Graduates of the BA in Communication program will be able to make a positive, professional, and important contribution in the field of communication (Media Environments; Organizational Contexts; and Graduate School) by becoming inclusive, ethical, and effective leaders and participants in global and local communities.
The Bachelor of Arts in Communication features both the study of communication theory and criticism, and the development of practical skills. At a time when media (print, telephone, television, Internet), modes of communication (oral, written, visual), and contexts (face-to-face, public, and organizational) converge in our careers and daily lives, the program offers the first state-university program in the Bay Area to cover this interrelated spectrum of today's communication in new and traditional forms. Students may select from a broad range of courses in three exciting options:
We also offer an undergraduate Minor in Communication.
Students graduating with a B.A. in Communication from Cal State East Bay will be able to:
- Create, analyze, edit, and respond to written, spoken, and visual messages in multiple formats and contexts.
- Research and evaluate effective communication including design and production techniques and quantitative, qualitative, and critical inquiry.

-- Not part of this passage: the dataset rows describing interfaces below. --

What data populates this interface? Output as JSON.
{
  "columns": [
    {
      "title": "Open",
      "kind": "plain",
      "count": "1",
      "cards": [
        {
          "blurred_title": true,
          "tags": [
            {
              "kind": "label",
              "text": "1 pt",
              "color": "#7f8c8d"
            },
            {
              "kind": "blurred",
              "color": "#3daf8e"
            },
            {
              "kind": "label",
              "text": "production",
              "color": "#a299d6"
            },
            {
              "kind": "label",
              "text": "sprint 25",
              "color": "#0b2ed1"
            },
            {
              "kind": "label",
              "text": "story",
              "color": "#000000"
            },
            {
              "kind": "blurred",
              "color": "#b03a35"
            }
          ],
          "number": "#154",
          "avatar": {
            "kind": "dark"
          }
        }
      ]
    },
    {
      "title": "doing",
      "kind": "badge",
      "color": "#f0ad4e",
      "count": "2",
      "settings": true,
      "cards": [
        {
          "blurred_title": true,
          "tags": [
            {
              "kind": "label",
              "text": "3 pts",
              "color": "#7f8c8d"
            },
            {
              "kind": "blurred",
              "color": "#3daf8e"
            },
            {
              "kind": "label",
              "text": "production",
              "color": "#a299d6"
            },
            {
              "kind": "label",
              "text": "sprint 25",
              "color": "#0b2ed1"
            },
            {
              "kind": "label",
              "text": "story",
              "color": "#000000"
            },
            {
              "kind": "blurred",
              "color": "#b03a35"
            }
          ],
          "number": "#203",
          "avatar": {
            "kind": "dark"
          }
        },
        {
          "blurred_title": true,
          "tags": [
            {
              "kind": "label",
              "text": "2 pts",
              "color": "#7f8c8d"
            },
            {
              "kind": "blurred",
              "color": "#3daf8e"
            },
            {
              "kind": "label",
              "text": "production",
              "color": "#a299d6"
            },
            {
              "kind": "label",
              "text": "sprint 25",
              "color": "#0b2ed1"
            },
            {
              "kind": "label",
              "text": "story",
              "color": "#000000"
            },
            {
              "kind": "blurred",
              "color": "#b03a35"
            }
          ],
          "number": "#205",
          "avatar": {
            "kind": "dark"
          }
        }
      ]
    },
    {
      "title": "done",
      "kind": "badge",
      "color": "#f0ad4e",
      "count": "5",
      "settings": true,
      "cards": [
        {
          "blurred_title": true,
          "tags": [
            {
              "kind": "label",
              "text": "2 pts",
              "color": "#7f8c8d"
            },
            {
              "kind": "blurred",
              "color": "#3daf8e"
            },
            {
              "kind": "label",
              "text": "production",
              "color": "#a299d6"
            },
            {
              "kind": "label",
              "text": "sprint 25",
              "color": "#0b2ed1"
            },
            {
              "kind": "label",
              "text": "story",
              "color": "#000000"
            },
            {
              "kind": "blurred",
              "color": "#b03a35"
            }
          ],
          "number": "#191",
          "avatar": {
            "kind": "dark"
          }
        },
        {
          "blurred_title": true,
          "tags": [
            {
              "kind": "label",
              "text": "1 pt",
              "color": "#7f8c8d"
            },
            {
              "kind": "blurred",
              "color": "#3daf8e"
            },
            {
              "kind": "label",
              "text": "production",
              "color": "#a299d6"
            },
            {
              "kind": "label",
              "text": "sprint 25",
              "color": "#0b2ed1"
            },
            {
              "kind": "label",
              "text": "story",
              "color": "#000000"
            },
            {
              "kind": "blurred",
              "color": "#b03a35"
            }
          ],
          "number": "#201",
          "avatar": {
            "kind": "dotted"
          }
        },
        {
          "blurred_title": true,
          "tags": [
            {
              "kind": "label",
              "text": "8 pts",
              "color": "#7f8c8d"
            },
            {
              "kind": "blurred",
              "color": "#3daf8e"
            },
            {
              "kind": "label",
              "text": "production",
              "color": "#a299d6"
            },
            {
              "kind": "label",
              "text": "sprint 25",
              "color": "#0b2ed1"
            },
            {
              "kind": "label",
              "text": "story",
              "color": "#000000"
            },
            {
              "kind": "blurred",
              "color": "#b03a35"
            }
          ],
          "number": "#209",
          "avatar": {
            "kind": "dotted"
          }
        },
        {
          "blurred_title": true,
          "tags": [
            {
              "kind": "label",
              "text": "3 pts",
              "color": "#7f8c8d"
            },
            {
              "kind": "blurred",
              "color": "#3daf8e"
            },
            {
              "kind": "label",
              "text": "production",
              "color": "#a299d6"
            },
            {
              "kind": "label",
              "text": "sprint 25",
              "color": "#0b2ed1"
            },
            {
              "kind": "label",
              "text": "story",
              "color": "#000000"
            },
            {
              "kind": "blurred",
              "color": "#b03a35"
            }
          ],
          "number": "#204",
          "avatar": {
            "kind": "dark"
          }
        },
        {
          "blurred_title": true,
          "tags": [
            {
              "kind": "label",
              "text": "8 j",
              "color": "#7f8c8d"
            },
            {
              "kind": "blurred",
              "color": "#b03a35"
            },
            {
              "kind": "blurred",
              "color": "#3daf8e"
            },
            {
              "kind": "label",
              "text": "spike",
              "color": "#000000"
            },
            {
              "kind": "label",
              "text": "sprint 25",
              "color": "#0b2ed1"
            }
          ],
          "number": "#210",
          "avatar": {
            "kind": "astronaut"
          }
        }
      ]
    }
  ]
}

- Effectively communicate as leaders and participants in collaborative and individual contexts involving divergent ideas, conflicts, and relationships across cultural and gender differences.
- Explain and illustrate the construction and maintenance of shared communities that influence and are influenced by communication using critical, cultural, racial, socio-political, gender and justice perspectives.
- Explain and illustrate concepts of ethical and democratic leadership applying major communication perspectives, including rhetorical and discursive processes, purposes, and relevant media.
- Explain and illustrate the role identity plays in communication within global and local contexts and in negotiating paradoxes of participation.